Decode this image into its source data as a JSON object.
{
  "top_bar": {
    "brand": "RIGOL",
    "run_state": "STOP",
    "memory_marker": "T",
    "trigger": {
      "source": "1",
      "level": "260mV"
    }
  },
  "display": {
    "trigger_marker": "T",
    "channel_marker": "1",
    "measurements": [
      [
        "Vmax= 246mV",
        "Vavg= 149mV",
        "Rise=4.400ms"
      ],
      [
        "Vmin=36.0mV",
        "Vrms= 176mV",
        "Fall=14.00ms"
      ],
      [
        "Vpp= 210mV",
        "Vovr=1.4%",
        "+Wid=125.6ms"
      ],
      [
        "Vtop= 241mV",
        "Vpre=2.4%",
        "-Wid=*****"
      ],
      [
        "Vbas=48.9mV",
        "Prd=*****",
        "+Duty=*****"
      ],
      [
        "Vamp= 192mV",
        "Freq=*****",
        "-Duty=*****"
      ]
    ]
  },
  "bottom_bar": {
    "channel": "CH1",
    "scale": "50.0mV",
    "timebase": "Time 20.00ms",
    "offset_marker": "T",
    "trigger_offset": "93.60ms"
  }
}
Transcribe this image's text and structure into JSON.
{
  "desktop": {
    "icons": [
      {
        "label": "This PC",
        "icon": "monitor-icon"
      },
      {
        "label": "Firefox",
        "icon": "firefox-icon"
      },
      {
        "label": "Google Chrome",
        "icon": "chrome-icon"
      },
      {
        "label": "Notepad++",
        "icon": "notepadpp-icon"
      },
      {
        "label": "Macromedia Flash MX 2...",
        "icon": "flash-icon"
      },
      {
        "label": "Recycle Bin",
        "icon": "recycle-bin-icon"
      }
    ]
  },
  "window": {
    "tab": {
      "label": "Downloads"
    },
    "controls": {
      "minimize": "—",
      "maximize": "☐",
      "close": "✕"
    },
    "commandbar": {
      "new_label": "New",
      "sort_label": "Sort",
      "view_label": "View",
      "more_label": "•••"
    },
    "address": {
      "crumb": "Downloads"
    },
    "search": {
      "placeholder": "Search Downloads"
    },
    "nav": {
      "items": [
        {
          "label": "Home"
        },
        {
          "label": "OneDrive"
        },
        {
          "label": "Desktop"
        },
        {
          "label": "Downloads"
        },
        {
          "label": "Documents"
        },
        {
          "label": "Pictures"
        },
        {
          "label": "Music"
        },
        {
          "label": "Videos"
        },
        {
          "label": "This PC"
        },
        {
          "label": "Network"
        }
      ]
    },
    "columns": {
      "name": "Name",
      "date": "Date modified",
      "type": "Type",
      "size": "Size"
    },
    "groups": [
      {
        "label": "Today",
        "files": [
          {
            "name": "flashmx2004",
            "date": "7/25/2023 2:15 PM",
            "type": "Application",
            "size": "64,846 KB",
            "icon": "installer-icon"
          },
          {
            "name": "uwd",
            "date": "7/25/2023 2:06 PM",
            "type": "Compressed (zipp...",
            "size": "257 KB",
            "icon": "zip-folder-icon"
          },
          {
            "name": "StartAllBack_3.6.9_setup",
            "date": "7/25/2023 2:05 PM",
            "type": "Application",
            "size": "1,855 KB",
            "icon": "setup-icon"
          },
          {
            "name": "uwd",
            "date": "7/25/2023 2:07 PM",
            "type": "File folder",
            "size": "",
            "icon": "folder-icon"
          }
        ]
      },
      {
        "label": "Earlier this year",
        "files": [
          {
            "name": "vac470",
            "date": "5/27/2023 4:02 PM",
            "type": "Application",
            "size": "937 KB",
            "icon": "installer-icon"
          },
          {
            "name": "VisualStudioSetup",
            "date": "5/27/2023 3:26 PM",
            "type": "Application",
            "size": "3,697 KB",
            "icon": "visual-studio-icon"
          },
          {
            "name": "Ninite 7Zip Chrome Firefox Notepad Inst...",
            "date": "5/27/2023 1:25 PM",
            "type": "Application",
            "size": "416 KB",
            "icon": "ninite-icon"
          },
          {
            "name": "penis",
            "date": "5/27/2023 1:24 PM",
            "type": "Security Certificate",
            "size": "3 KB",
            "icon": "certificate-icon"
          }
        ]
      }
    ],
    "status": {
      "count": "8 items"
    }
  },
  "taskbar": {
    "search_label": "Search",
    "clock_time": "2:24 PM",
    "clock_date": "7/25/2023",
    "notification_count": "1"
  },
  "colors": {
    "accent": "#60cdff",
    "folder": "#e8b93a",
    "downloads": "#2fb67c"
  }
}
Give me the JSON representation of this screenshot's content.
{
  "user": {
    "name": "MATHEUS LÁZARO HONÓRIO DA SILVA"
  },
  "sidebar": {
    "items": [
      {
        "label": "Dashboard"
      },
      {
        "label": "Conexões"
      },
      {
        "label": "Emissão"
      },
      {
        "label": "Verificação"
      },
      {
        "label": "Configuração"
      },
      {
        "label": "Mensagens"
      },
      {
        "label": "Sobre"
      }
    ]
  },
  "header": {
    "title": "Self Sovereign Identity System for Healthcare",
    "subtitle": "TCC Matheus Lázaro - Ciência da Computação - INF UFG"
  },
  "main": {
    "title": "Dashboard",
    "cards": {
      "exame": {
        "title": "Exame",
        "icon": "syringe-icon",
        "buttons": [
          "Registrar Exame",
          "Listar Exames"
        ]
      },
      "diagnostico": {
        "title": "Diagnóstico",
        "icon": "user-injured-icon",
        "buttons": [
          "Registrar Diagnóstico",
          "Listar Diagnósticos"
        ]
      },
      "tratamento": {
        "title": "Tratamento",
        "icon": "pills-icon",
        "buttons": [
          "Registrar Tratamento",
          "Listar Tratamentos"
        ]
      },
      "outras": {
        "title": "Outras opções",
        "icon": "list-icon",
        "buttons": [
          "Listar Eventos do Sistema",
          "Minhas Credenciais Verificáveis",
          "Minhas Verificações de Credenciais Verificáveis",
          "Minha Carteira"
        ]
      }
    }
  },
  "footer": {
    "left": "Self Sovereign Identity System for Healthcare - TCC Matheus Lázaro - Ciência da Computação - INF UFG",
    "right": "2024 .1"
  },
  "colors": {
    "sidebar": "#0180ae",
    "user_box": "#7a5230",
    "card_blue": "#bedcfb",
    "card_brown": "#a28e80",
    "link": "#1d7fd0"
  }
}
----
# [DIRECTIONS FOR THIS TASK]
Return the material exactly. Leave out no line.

# [REPLY TO THE EXERCISE]
Decode this image into its source data as a JSON object.
{
  "top_bar": {
    "brand": "RIGOL",
    "run_state": "STOP",
    "memory_marker": "T",
    "trigger": {
      "source": "1",
      "level": "260mV"
    }
  },
  "display": {
    "trigger_marker": "T",
    "channel_marker": "1",
    "measurements": [
      [
        "Vmax= 246mV",
        "Vavg= 149mV",
        "Rise=4.400ms"
      ],
      [
        "Vmin=36.0mV",
        "Vrms= 176mV",
        "Fall=14.00ms"
      ],
      [
        "Vpp= 210mV",
        "Vovr=1.4%",
        "+Wid=125.6ms"
      ],
      [
        "Vtop= 241mV",
        "Vpre=2.4%",
        "-Wid=*****"
      ],
      [
        "Vbas=48.9mV",
        "Prd=*****",
        "+Duty=*****"
      ],
      [
        "Vamp= 192mV",
        "Freq=*****",
        "-Duty=*****"
      ]
    ]
  },
  "bottom_bar": {
    "channel": "CH1",
    "scale": "50.0mV",
    "timebase": "Time 20.00ms",
    "offset_marker": "T",
    "trigger_offset": "93.60ms"
  }
}
Transcribe this image's text and structure into JSON.
{
  "desktop": {
    "icons": [
      {
        "label": "This PC",
        "icon": "monitor-icon"
      },
      {
        "label": "Firefox",
        "icon": "firefox-icon"
      },
      {
        "label": "Google Chrome",
        "icon": "chrome-icon"
      },
      {
        "label": "Notepad++",
        "icon": "notepadpp-icon"
      },
      {
        "label": "Macromedia Flash MX 2...",
        "icon": "flash-icon"
      },
      {
        "label": "Recycle Bin",
        "icon": "recycle-bin-icon"
      }
    ]
  },
  "window": {
    "tab": {
      "label": "Downloads"
    },
    "controls": {
      "minimize": "—",
      "maximize": "☐",
      "close": "✕"
    },
    "commandbar": {
      "new_label": "New",
      "sort_label": "Sort",
      "view_label": "View",
      "more_label": "•••"
    },
    "address": {
      "crumb": "Downloads"
    },
    "search": {
      "placeholder": "Search Downloads"
    },
    "nav": {
      "items": [
        {
          "label": "Home"
        },
        {
          "label": "OneDrive"
        },
        {
          "label": "Desktop"
        },
        {
          "label": "Downloads"
        },
        {
          "label": "Documents"
        },
        {
          "label": "Pictures"
        },
        {
          "label": "Music"
        },
        {
          "label": "Videos"
        },
        {
          "label": "This PC"
        },
        {
          "label": "Network"
        }
      ]
    },
    "columns": {
      "name": "Name",
      "date": "Date modified",
      "type": "Type",
      "size": "Size"
    },
    "groups": [
      {
        "label": "Today",
        "files": [
          {
            "name": "flashmx2004",
            "date": "7/25/2023 2:15 PM",
            "type": "Application",
            "size": "64,846 KB",
            "icon": "installer-icon"
          },
          {
            "name": "uwd",
            "date": "7/25/2023 2:06 PM",
            "type": "Compressed (zipp...",
            "size": "257 KB",
            "icon": "zip-folder-icon"
          },
          {
            "name": "StartAllBack_3.6.9_setup",
            "date": "7/25/2023 2:05 PM",
            "type": "Application",
            "size": "1,855 KB",
            "icon": "setup-icon"
          },
          {
            "name": "uwd",
            "date": "7/25/2023 2:07 PM",
            "type": "File folder",
            "size": "",
            "icon": "folder-icon"
          }
        ]
      },
      {
        "label": "Earlier this year",
        "files": [
          {
            "name": "vac470",
            "date": "5/27/2023 4:02 PM",
            "type": "Application",
            "size": "937 KB",
            "icon": "installer-icon"
          },
          {
            "name": "VisualStudioSetup",
            "date": "5/27/2023 3:26 PM",
            "type": "Application",
            "size": "3,697 KB",
            "icon": "visual-studio-icon"
          },
          {
            "name": "Ninite 7Zip Chrome Firefox Notepad Inst...",
            "date": "5/27/2023 1:25 PM",
            "type": "Application",
            "size": "416 KB",
            "icon": "ninite-icon"
          },
          {
            "name": "penis",
            "date": "5/27/2023 1:24 PM",
            "type": "Security Certificate",
            "size": "3 KB",
            "icon": "certificate-icon"
          }
        ]
      }
    ],
    "status": {
      "count": "8 items"
    }
  },
  "taskbar": {
    "search_label": "Search",
    "clock_time": "2:24 PM",
    "clock_date": "7/25/2023",
    "notification_count": "1"
  },
  "colors": {
    "accent": "#60cdff",
    "folder": "#e8b93a",
    "downloads": "#2fb67c"
  }
}
Give me the JSON representation of this screenshot's content.
{
  "user": {
    "name": "MATHEUS LÁZARO HONÓRIO DA SILVA"
  },
  "sidebar": {
    "items": [
      {
        "label": "Dashboard"
      },
      {
        "label": "Conexões"
      },
      {
        "label": "Emissão"
      },
      {
        "label": "Verificação"
      },
      {
        "label": "Configuração"
      },
      {
        "label": "Mensagens"
      },
      {
        "label": "Sobre"
      }
    ]
  },
  "header": {
    "title": "Self Sovereign Identity System for Healthcare",
    "subtitle": "TCC Matheus Lázaro - Ciência da Computação - INF UFG"
  },
  "main": {
    "title": "Dashboard",
    "cards": {
      "exame": {
        "title": "Exame",
        "icon": "syringe-icon",
        "buttons": [
          "Registrar Exame",
          "Listar Exames"
        ]
      },
      "diagnostico": {
        "title": "Diagnóstico",
        "icon": "user-injured-icon",
        "buttons": [
          "Registrar Diagnóstico",
          "Listar Diagnósticos"
        ]
      },
      "tratamento": {
        "title": "Tratamento",
        "icon": "pills-icon",
        "buttons": [
          "Registrar Tratamento",
          "Listar Tratamentos"
        ]
      },
      "outras": {
        "title": "Outras opções",
        "icon": "list-icon",
        "buttons": [
          "Listar Eventos do Sistema",
          "Minhas Credenciais Verificáveis",
          "Minhas Verificações de Credenciais Verificáveis",
          "Minha Carteira"
        ]
      }
    }
  },
  "footer": {
    "left": "Self Sovereign Identity System for Healthcare - TCC Matheus Lázaro - Ciência da Computação - INF UFG",
    "right": "2024 .1"
  },
  "colors": {
    "sidebar": "#0180ae",
    "user_box": "#7a5230",
    "card_blue": "#bedcfb",
    "card_brown": "#a28e80",
    "link": "#1d7fd0"
  }
}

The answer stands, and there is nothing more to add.